[Editor’s note: the following is a cross post that originally appeared on Wall St. Cheat Sheet.]
In a sense, there was nothing really new at the past week’s meeting of the World Economic Forum at Davos: finding a practical solution to the national debts crisis is the problem, and the consensus solution could make that problem worse. Debating the situation amounted to little more than tweaking it around the edges, because no economic theory – left or right – has a clear answer, now that the problem has gone this far.
The governments of several eurozone countries, mostly but not all bordering the Mediterranean, have greatly overspent during the last decade and have been borrowing gigantic amounts of money to pay for it, by issuing bonds that they now can’t pay back.
Private banks and finance ministries of other countries who bought the bonds are now exposed as well, and fears are that this situation could spread like a virus, if full defaults are allowed. That is the basic problem, but the solution – austerity – could make it far worse, hence the all-consuming debate at the meeting.
There is little debate that the optimal way for a debtor country to get out of trouble is to grow its economy out of it, so that tax revenues would be sufficient to pay off debts. But that option is not available when the debtor country must borrow simply to service its previous debts and pay current bills, and especially if part of the borrowed money is spent in new ways, all of which happened in this situation.
And if that were not enough, the world recession which began in 2008, pretty much assured that the growth-only option was moot, but at some point it must work or solving the problem permanently will be impossible.
Further, eurozone members can’t make their own countercyclical monetary policies, nor do they have central banks, per se, to loan their governments money. This dilemma has prompted Greece to flirt with the idea of pulling out from use of the euro altogether.
This vicious circle [has prompted] bailouts which have their own price, and that is almost always some form of austerity in which the debtor must severely cut back spending, and also raise taxes. Economists of different persuasions can argue over whether cutting government spending (and involvement) helps or hurts an economic recovery, but few would say that raising or creating new taxes could be helpful.
Increasing tax rates beyond some point typically results in lowering, not raising revenues, and new taxes can lead to new types of evasions, including emigration of persons and companies. None of these measures encourage consumers to go out and buy refrigerators, either.

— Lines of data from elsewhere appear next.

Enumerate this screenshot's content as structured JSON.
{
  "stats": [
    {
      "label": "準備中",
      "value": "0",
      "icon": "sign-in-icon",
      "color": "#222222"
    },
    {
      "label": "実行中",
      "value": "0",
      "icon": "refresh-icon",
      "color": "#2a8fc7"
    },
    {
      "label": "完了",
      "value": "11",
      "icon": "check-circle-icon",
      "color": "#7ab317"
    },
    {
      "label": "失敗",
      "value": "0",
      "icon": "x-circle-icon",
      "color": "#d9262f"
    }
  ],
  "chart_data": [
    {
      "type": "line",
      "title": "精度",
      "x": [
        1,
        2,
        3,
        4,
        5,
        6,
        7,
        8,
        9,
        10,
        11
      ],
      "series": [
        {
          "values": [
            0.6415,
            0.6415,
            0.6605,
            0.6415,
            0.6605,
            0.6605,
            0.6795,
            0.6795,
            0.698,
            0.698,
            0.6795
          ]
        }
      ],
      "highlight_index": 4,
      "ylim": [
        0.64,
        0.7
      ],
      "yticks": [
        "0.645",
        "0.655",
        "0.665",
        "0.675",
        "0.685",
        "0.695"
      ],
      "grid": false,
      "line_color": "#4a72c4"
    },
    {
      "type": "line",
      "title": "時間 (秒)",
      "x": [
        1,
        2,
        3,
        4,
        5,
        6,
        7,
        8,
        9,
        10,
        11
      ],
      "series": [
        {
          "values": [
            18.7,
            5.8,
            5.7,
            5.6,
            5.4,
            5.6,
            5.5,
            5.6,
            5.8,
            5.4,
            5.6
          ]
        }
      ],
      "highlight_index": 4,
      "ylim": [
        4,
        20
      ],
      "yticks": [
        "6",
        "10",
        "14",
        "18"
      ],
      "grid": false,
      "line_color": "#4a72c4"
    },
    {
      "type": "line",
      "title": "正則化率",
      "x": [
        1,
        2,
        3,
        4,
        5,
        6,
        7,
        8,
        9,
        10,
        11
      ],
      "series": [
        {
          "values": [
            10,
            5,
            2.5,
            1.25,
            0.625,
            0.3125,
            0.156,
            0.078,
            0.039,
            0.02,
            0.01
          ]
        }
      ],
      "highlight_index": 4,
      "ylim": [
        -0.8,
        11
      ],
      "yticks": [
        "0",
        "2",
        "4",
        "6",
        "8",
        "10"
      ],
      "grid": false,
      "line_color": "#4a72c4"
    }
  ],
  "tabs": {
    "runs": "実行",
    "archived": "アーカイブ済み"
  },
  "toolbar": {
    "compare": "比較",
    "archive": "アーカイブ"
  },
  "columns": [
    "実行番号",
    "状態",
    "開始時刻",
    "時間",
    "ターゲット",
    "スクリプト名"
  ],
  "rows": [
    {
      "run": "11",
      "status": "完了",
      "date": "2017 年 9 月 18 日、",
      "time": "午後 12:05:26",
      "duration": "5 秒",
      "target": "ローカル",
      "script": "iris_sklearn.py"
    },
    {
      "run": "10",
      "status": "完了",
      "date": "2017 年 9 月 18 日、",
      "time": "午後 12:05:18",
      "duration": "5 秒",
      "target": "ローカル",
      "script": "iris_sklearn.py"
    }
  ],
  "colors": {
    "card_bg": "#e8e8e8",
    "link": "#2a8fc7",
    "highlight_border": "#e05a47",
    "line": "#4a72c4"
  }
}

Some Davos participants, such as U.S. Treasury Secretary Timothy Geithner and IMF head Christine Lagarde, were of the view that each debtor case is different and their cures should be “tailor-made,” as she observed. Geithner worried aloud that the austerity measures could lead to a recessionary “cycle.”
Although a majority of Davos attendees agreed that debtors’ budget deficits must be curtailed, dissention arose over short term measures such as austerity, and longer term remedies such as extending debt maturities and lower interest rates on the bonds.
Proximity to debtors and exposure to their debts made a difference: Germany, whose private banks are quite exposed, demanded strict austerity, while the U.S. and the U.K. were more patient, although the latter two were continuing to reject extending help until more comes from the eurozone. Ms. Lagarde said that the IMF is reinforcing a “firewall” financial rescue fund made up of funds donated from eurozone members. She wants to raise hundreds of billions of dollars to that end, as she said that austerity is only a part of the solution.
To accent her appeals, she brought along a designer handbag in which to collect the funds; it wasn’t immediately clear how many billions went into the bag.
(Front page photo credit: Christian Hartmann/Reuters)